Although everyone accepts that the increase in air travel provides a welcome boost to the local economy, the hon. Gentleman is well aware that it brings attendant traffic problems. However, there is some evidence that the airport operator's access policy is beginning to have an impact, in that despite an 11 per cent. increase in passengers in the year to March 2004, vehicle arrivals increased by only 9 per cent. However, I fully accept what he says about the poor transport infrastructure, particularly the road links.
Dr. Fox: Earlier in his remarks, the Minister said that his Department would shortly advise local authorities on the plan and planning guidance. As a point of principle, will he accept that it makes no sense to encourage airport expansion until transport infrastructure has been addressed? The current approach will exacerbate the situation. Will his Department take that factor into account when it issues guidance to local authorities?
Mr. McNulty: I am grateful for that intervention. In many cases, the approach depends on the airport. In cases such as Bristol, I freely admit that, in seeking a master plan and asking the airport to implement the provisions in the White Paper as part of its expansion, we are playing catch up, given that many regional airports grew significantly over the two to three years before the White Paper.

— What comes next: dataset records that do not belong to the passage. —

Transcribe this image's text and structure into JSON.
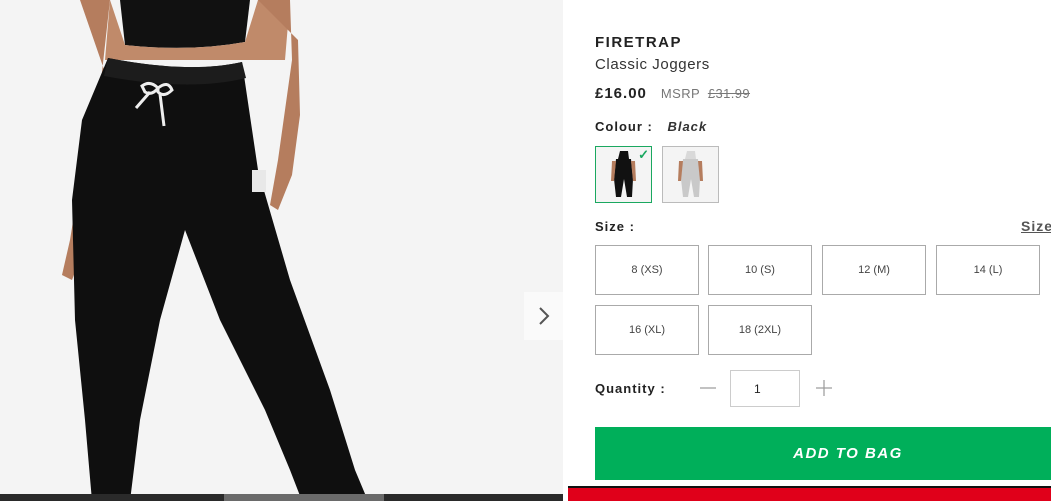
{
  "product": {
    "brand": "FIRETRAP",
    "name": "Classic Joggers",
    "price": "£16.00",
    "msrp_label": "MSRP",
    "msrp_price": "£31.99"
  },
  "colour": {
    "label": "Colour :",
    "selected": "Black",
    "swatches": [
      {
        "name": "Black",
        "selected": true,
        "color": "#111111"
      },
      {
        "name": "Grey",
        "selected": false,
        "color": "#c9c9c9"
      }
    ]
  },
  "size": {
    "label": "Size :",
    "guide_label": "Size",
    "options": [
      "8 (XS)",
      "10 (S)",
      "12 (M)",
      "14 (L)",
      "16 (XL)",
      "18 (2XL)"
    ]
  },
  "quantity": {
    "label": "Quantity :",
    "value": "1"
  },
  "actions": {
    "add_to_bag": "ADD TO BAG"
  },
  "icons": {
    "next": "chevron-right-icon",
    "minus": "minus-icon",
    "plus": "plus-icon",
    "check": "check-icon"
  },
  "colors": {
    "accent_green": "#00af5a",
    "promo_red": "#e0001a"
  }
}
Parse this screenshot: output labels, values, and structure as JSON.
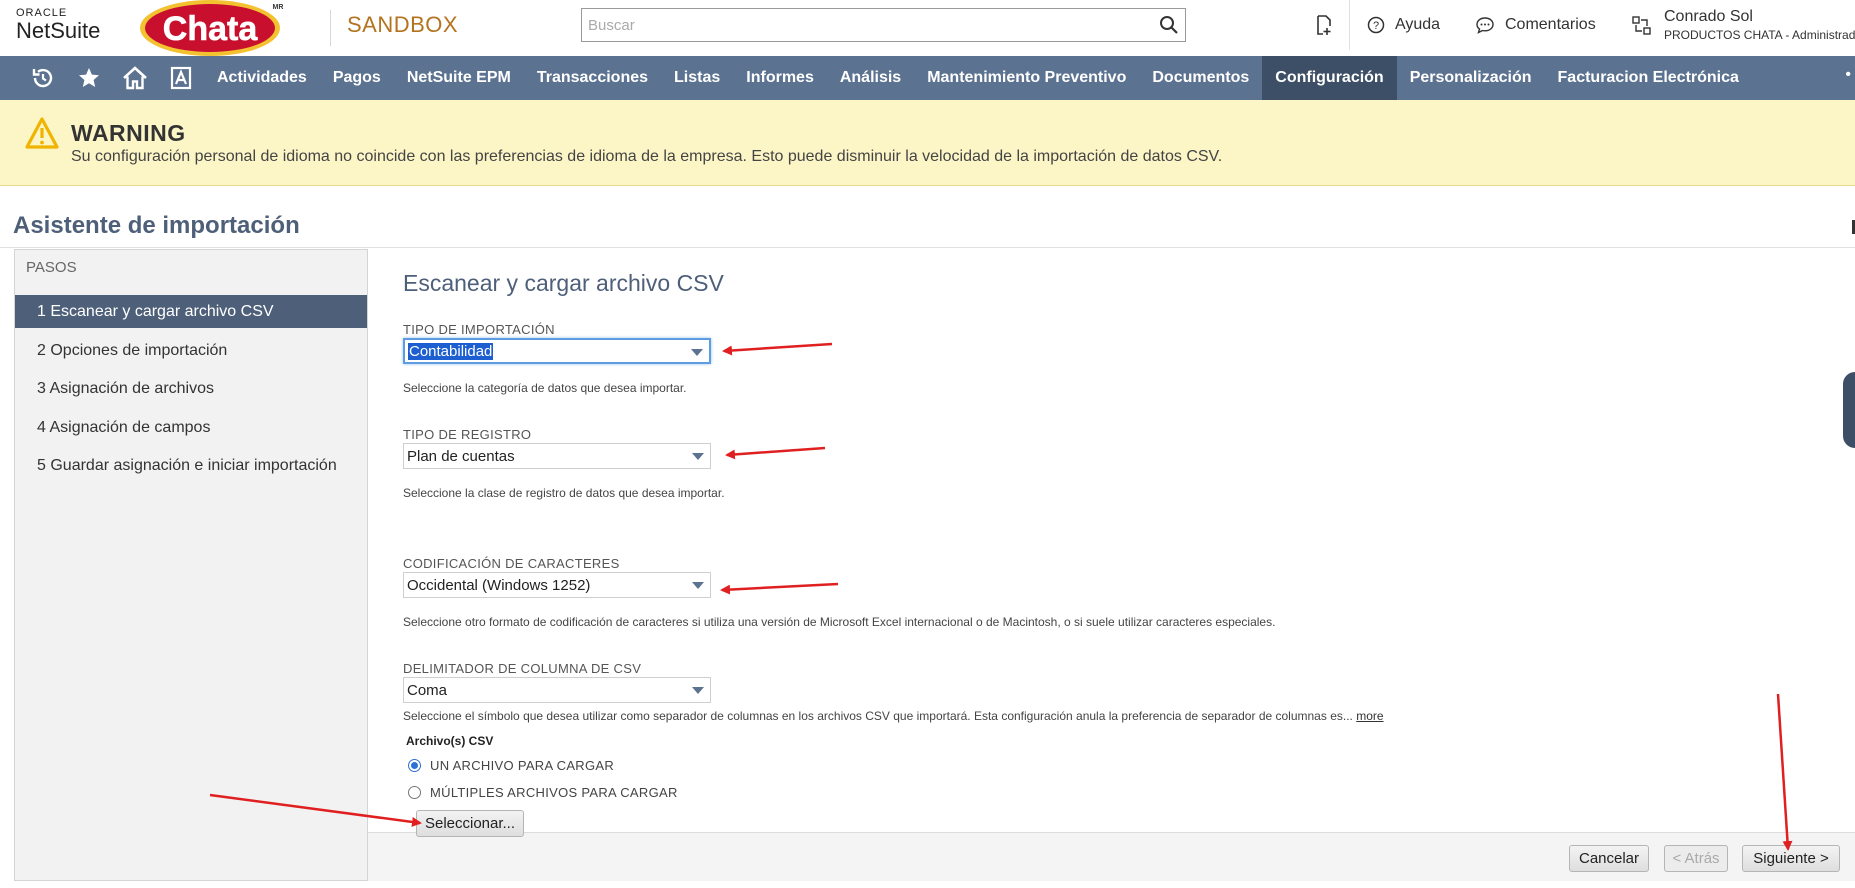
{
  "header": {
    "oracle_text": "ORACLE",
    "netsuite_text": "NetSuite",
    "logo_text": "Chata",
    "logo_mark": "MR",
    "environment": "SANDBOX",
    "search_placeholder": "Buscar",
    "help_label": "Ayuda",
    "comments_label": "Comentarios",
    "user_name": "Conrado Sol",
    "user_role": "PRODUCTOS CHATA - Administrad"
  },
  "nav": {
    "items": [
      {
        "label": "Actividades"
      },
      {
        "label": "Pagos"
      },
      {
        "label": "NetSuite EPM"
      },
      {
        "label": "Transacciones"
      },
      {
        "label": "Listas"
      },
      {
        "label": "Informes"
      },
      {
        "label": "Análisis"
      },
      {
        "label": "Mantenimiento Preventivo"
      },
      {
        "label": "Documentos"
      },
      {
        "label": "Configuración"
      },
      {
        "label": "Personalización"
      },
      {
        "label": "Facturacion Electrónica"
      }
    ],
    "active": "Configuración",
    "more": "•"
  },
  "warning": {
    "title": "WARNING",
    "message": "Su configuración personal de idioma no coincide con las preferencias de idioma de la empresa. Esto puede disminuir la velocidad de la importación de datos CSV."
  },
  "page": {
    "title": "Asistente de importación"
  },
  "steps": {
    "header": "PASOS",
    "items": [
      {
        "label": "1 Escanear y cargar archivo CSV"
      },
      {
        "label": "2 Opciones de importación"
      },
      {
        "label": "3 Asignación de archivos"
      },
      {
        "label": "4 Asignación de campos"
      },
      {
        "label": "5 Guardar asignación e iniciar importación"
      }
    ],
    "active_index": 0
  },
  "form": {
    "section_title": "Escanear y cargar archivo CSV",
    "import_type": {
      "label": "TIPO DE IMPORTACIÓN",
      "value": "Contabilidad",
      "help": "Seleccione la categoría de datos que desea importar."
    },
    "record_type": {
      "label": "TIPO DE REGISTRO",
      "value": "Plan de cuentas",
      "help": "Seleccione la clase de registro de datos que desea importar."
    },
    "encoding": {
      "label": "CODIFICACIÓN DE CARACTERES",
      "value": "Occidental (Windows 1252)",
      "help": "Seleccione otro formato de codificación de caracteres si utiliza una versión de Microsoft Excel internacional o de Macintosh, o si suele utilizar caracteres especiales."
    },
    "delimiter": {
      "label": "DELIMITADOR DE COLUMNA DE CSV",
      "value": "Coma",
      "help": "Seleccione el símbolo que desea utilizar como separador de columnas en los archivos CSV que importará. Esta configuración anula la preferencia de separador de columnas es...",
      "more": "more"
    },
    "csv_files": {
      "label": "Archivo(s) CSV",
      "options": [
        {
          "label": "UN ARCHIVO PARA CARGAR",
          "checked": true
        },
        {
          "label": "MÚLTIPLES ARCHIVOS PARA CARGAR",
          "checked": false
        }
      ],
      "select_button": "Seleccionar..."
    }
  },
  "actions": {
    "cancel": "Cancelar",
    "back": "< Atrás",
    "next": "Siguiente >"
  },
  "colors": {
    "nav_bg": "#5c7291",
    "nav_active": "#3d4f66",
    "warning_bg": "#fcf6c7",
    "title_color": "#4d5f79",
    "annotation_arrow": "#e02020"
  }
}
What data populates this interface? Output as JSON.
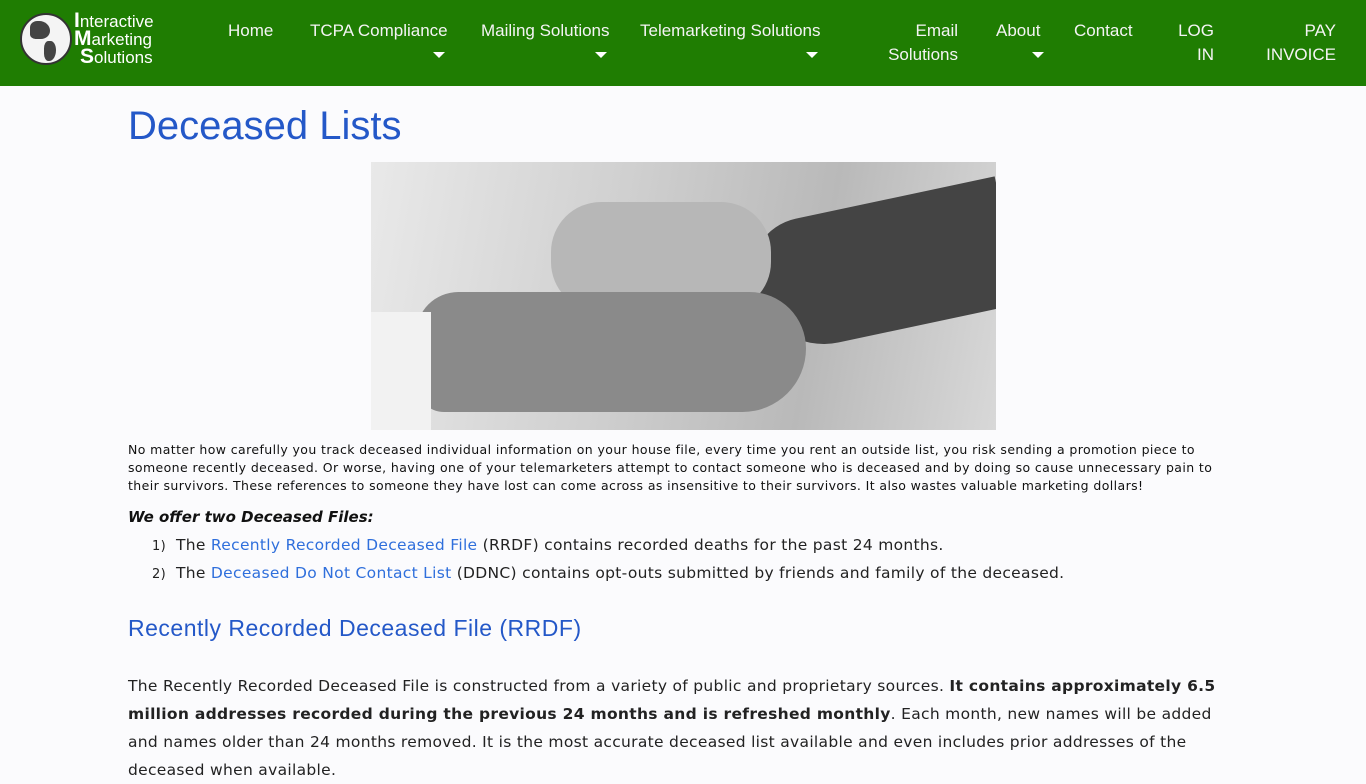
{
  "brand": {
    "line1": "nteractive",
    "line2": "arketing",
    "line3": "olutions",
    "i1": "I",
    "i2": "M",
    "i3": "S"
  },
  "nav": [
    {
      "label": "Home"
    },
    {
      "label": "TCPA Compliance"
    },
    {
      "label": "Mailing Solutions"
    },
    {
      "label": "Telemarketing Solutions"
    },
    {
      "label": "Email Solutions"
    },
    {
      "label": "About"
    },
    {
      "label": "Contact"
    },
    {
      "label": "LOG IN"
    },
    {
      "label": "PAY INVOICE"
    }
  ],
  "colors": {
    "nav_bg": "#1f7d02",
    "heading": "#2458c8",
    "link": "#2f6fdc"
  },
  "page": {
    "title": "Deceased Lists",
    "intro": "No matter how carefully you track deceased individual information on your house file, every time you rent an outside list, you risk sending a promotion piece to someone recently deceased. Or worse, having one of your telemarketers attempt to contact someone who is deceased and by doing so cause unnecessary pain to their survivors. These references to someone they have lost can come across as insensitive to their survivors. It also wastes valuable marketing dollars!",
    "offer": "We offer two Deceased Files:",
    "list": [
      {
        "num": "1)",
        "pre": "The ",
        "link": "Recently Recorded Deceased File",
        "post": " (RRDF) contains recorded deaths for the past 24 months."
      },
      {
        "num": "2)",
        "pre": "The ",
        "link": "Deceased Do Not Contact List",
        "post": " (DDNC) contains opt-outs submitted by friends and family of the deceased."
      }
    ],
    "section_title": "Recently Recorded Deceased File (RRDF)",
    "body_pre": "The Recently Recorded Deceased File is constructed from a variety of public and proprietary sources. ",
    "body_bold": "It contains approximately 6.5 million addresses recorded during the previous 24 months and is refreshed monthly",
    "body_post": ". Each month, new names will be added and names older than 24 months removed. It is the most accurate deceased list available and even includes prior addresses of the deceased when available."
  }
}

The master plan's purpose is to regularise growth and to identify, first, the nature of the expansion, and, secondly, how airports will work with other bodies and contribute to surface links. We cannot say to airports,
24 May 2004 : Column 1417
"Whatever growth there has been thus far, you can stop now until we work through this White Paper." I accept that the process contains a time lag, and equally accept that, as a result of traffic using rat runs through local villages, North Somerset council and others are under pressure to improve road access to the airport.
To that end, I recently commissioned a study into the feasibility of a link road between the A370 and the A38. The objectives of the study were threefoldto improve access to the airport, to relieve congestion in south Bristol and to encourage regeneration in south Bristol. As the hon. Member for Woodspring made clear, to improve access to the airport without having strong cognisance of how that impacts on traffic patterns in the south Bristol area is in no one's interests and is not practical.
Mr. McNulty: With the greatest respect, if the hon. Gentleman had had the courtesy to let me know that he wanted to intervene, it would have been helpful, but on this occasion, because I feel generous, I give way.
Mr. Sayeed: I am very grateful to the Minister. I listened to the debate because I was the MP for Bristol, East before I became the MP for Mid-Bedfordshire. I know the area and recognise how pressurised local people have become because of the increase in traffic. Because the number of schemes is small, the Minister has few places to visit to see the effects of airport expansion. Will he get in the car and drive around all the villages and small towns affected, particularly around Bristol airport, to see what the increase in traffic means to the ordinary lives of ordinary people?
|Next Section||Index||Home Page|